2. Ward (Twitter)/Vinopanion – WineLog (Twitter): Your Muscat is a wonderfully dry expression of that varietal, but definitely a unique and exciting choice for the first release from a new winery. What’s the story behind this wine?
David Cole (Twitter)/James David Cellars (Twitter): When I started to develop my business plan part of my strategy was to buy grapes from family. I also felt I needed to have a white wine and we grow Muscat really well on Penman Springs Vineyard. Knowing that I didn’t really want a desert wine at this point in my business. My Uncle Carl and his winemaker Larry were already talking about doing and Alsatian style wine for his brand. I loved the idea as I really like some of those dry Riesling and Gewürztraminer wines from Alsace area.
Not a lot of people have done this wine in the US, so I was excited to do it.
3. Ward (Twitter)/Vinopanion – WineLog (Twitter): Social media has hit big in the wine biz over the last three years, such as with the first three Wine Bloggers’ Conferences in the US and EU. You are clearly dialed in to this movement, actively involved with your Twitter, Facebook, [former] WineQ sales and many other wine social media outlets. Have you seen clear returns from all of this activity and would you recommend using social media to other boutique wineries?
David Cole (Twitter)/James David Cellars (Twitter): I have seen some return as far as direct sales. I have also been able to get dealers to take my wine because of my activity within social media. I think besides sales it allows Customers service, visibility and a way to communicate with the general public. If also allows you to see and hear about trends or desires from wine drinkers. So I would clearly recommend it to others.
4. Ward (Twitter)/Vinopanion – WineLog (Twitter): Since it’s it was close to turn of the New Year and last (or first) year of the decade, let’s have some fun. Five years from now, where do you see the wine biz as a whole? Do you see better or worse access to wines across the nation, social media playing a larger/smaller role, new varietals making a new prominence, etc?
I think people that make good to great wine will rise to the top, I know this seems simple but there are a lot of bad wines on the market. I am surprised at some of the releases to be quite frank. With that said peoples palates are getting better, their expectations are better and from a wineries view we know we have make great wines at a better value. Will people still buy $100 California Cabernet, sure there will always be that group of folks.
I also think that our biggest issue in the Government as far as regulation of wines, shipping across state lines and general access by the public.
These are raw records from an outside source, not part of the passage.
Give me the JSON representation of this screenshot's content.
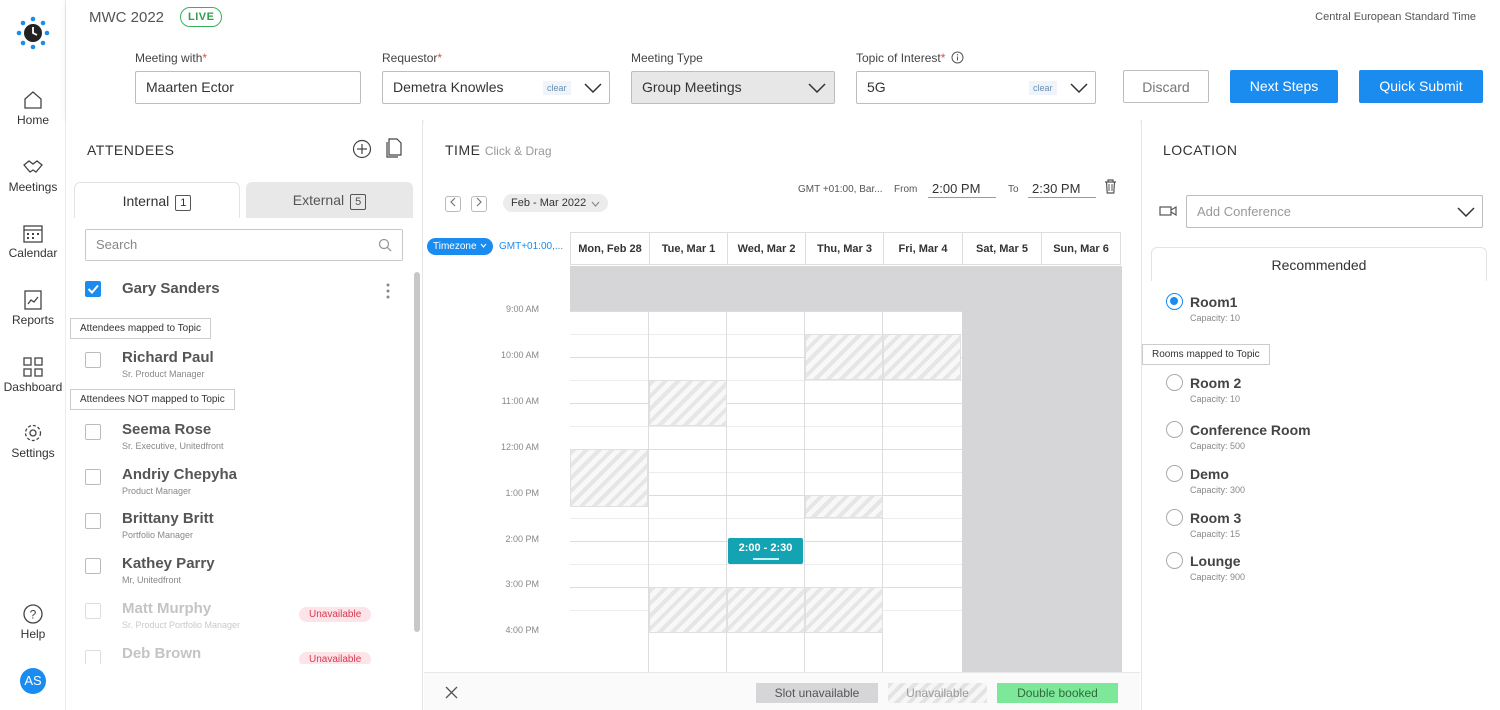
{
  "app": {
    "title": "MWC 2022",
    "status": "LIVE",
    "timezone": "Central European Standard Time"
  },
  "nav": {
    "items": [
      {
        "label": "Home",
        "icon": "home-icon"
      },
      {
        "label": "Meetings",
        "icon": "handshake-icon"
      },
      {
        "label": "Calendar",
        "icon": "calendar-icon"
      },
      {
        "label": "Reports",
        "icon": "reports-icon"
      },
      {
        "label": "Dashboard",
        "icon": "dashboard-icon"
      },
      {
        "label": "Settings",
        "icon": "gear-icon"
      }
    ],
    "help": "Help",
    "avatar": "AS"
  },
  "form": {
    "meeting_with": {
      "label": "Meeting with",
      "required": "*",
      "value": "Maarten Ector"
    },
    "requestor": {
      "label": "Requestor",
      "required": "*",
      "value": "Demetra Knowles",
      "clear": "clear"
    },
    "meeting_type": {
      "label": "Meeting Type",
      "value": "Group Meetings"
    },
    "topic": {
      "label": "Topic of Interest",
      "required": "*",
      "value": "5G",
      "clear": "clear"
    },
    "discard": "Discard",
    "next_steps": "Next Steps",
    "quick_submit": "Quick Submit"
  },
  "attendees": {
    "title": "ATTENDEES",
    "tabs": [
      {
        "label": "Internal",
        "count": "1"
      },
      {
        "label": "External",
        "count": "5"
      }
    ],
    "search_placeholder": "Search",
    "mapped_label": "Attendees mapped to Topic",
    "not_mapped_label": "Attendees NOT mapped to Topic",
    "people": [
      {
        "name": "Gary Sanders",
        "role": "",
        "checked": true
      },
      {
        "name": "Richard Paul",
        "role": "Sr. Product Manager"
      },
      {
        "name": "Seema Rose",
        "role": "Sr. Executive, Unitedfront"
      },
      {
        "name": "Andriy Chepyha",
        "role": "Product Manager"
      },
      {
        "name": "Brittany Britt",
        "role": "Portfolio Manager"
      },
      {
        "name": "Kathey Parry",
        "role": "Mr, Unitedfront"
      },
      {
        "name": "Matt Murphy",
        "role": "Sr. Product Portfolio Manager",
        "badge": "Unavailable"
      },
      {
        "name": "Deb Brown",
        "role": "",
        "badge": "Unavailable"
      }
    ]
  },
  "time": {
    "title": "TIME",
    "subtitle": "Click & Drag",
    "range": "Feb - Mar 2022",
    "gmt": "GMT +01:00, Bar...",
    "from_label": "From",
    "from_value": "2:00 PM",
    "to_label": "To",
    "to_value": "2:30 PM",
    "timezone_btn": "Timezone",
    "timezone_value": "GMT+01:00,...",
    "days": [
      "Mon, Feb 28",
      "Tue, Mar 1",
      "Wed, Mar 2",
      "Thu, Mar 3",
      "Fri, Mar 4",
      "Sat, Mar 5",
      "Sun, Mar 6"
    ],
    "hours": [
      "9:00 AM",
      "10:00 AM",
      "11:00 AM",
      "12:00 AM",
      "1:00 PM",
      "2:00 PM",
      "3:00 PM",
      "4:00 PM"
    ],
    "selected_slot": "2:00 - 2:30",
    "legend": {
      "slot_unavailable": "Slot unavailable",
      "unavailable": "Unavailable",
      "double_booked": "Double booked"
    }
  },
  "location": {
    "title": "LOCATION",
    "conference_placeholder": "Add Conference",
    "recommended_tab": "Recommended",
    "mapped_label": "Rooms mapped to Topic",
    "capacity_label": "Capacity:",
    "rooms": [
      {
        "name": "Room1",
        "capacity": "10",
        "selected": true
      },
      {
        "name": "Room 2",
        "capacity": "10"
      },
      {
        "name": "Conference Room",
        "capacity": "500"
      },
      {
        "name": "Demo",
        "capacity": "300"
      },
      {
        "name": "Room 3",
        "capacity": "15"
      },
      {
        "name": "Lounge",
        "capacity": "900"
      }
    ]
  },
  "colors": {
    "accent": "#1a8cf0",
    "live": "#35b35a",
    "slot": "#13a3b3",
    "unavailable_badge": "#d9394e",
    "double_booked": "#7ee89a"
  }
}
I am of the belief that the people need to speak up! We need to open up states and allow these wines to be shipped and it will only be done when the people have their voices heard.
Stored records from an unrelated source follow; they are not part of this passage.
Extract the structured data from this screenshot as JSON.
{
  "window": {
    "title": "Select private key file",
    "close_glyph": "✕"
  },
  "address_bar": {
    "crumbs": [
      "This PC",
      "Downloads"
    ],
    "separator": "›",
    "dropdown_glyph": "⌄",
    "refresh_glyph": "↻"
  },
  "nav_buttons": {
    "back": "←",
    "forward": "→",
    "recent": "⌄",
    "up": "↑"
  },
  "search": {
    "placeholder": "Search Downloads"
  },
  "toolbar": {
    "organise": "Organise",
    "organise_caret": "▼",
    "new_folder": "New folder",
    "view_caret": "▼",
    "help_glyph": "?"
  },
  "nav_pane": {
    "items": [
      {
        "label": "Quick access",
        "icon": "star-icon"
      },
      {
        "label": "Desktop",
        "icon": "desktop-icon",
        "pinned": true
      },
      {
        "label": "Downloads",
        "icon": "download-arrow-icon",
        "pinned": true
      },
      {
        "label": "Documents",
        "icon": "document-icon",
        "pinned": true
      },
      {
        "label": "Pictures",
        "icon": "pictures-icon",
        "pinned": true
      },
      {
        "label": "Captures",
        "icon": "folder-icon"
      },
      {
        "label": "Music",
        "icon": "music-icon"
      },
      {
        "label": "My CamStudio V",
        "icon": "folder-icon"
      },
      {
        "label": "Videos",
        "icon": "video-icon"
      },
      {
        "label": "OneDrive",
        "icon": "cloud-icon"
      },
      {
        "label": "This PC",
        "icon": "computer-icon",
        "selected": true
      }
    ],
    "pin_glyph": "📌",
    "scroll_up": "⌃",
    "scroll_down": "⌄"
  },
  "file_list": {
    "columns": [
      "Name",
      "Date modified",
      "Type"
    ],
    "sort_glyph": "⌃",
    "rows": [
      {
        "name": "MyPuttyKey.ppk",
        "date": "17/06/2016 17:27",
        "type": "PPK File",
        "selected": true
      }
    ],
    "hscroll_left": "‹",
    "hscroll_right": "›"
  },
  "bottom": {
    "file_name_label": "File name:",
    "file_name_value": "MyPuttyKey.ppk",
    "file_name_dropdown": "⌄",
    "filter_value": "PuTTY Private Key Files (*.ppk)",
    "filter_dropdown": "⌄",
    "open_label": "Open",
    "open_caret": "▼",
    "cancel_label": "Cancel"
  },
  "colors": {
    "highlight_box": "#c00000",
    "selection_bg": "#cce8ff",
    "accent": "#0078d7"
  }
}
As far as varietals, I really think Petite Sirah will get popular within 5 years as well as proprietary blends like the Prisoner, Optimus, Saxum etc. One thing I am hopeful about is people wanting to cellar and store wines for longer periods of time. This simple pleasure of collecting and sharing with friends and family is just an awesome experience that I hope catches on.
David Cole (Twitter)/James David Cellars (Twitter): This year I will release a 2008 Pinot Noir from Monterey, 2007 Cabernet Sauvignon from Penman Springs Vineyard our families vineyard in Paso Robles, 2008 Dry Muscat Blanc but with a proprietary name, and another red blend with proprietary name. I’m looking forward to 2010!
Wines I’ve tasted from David Cole: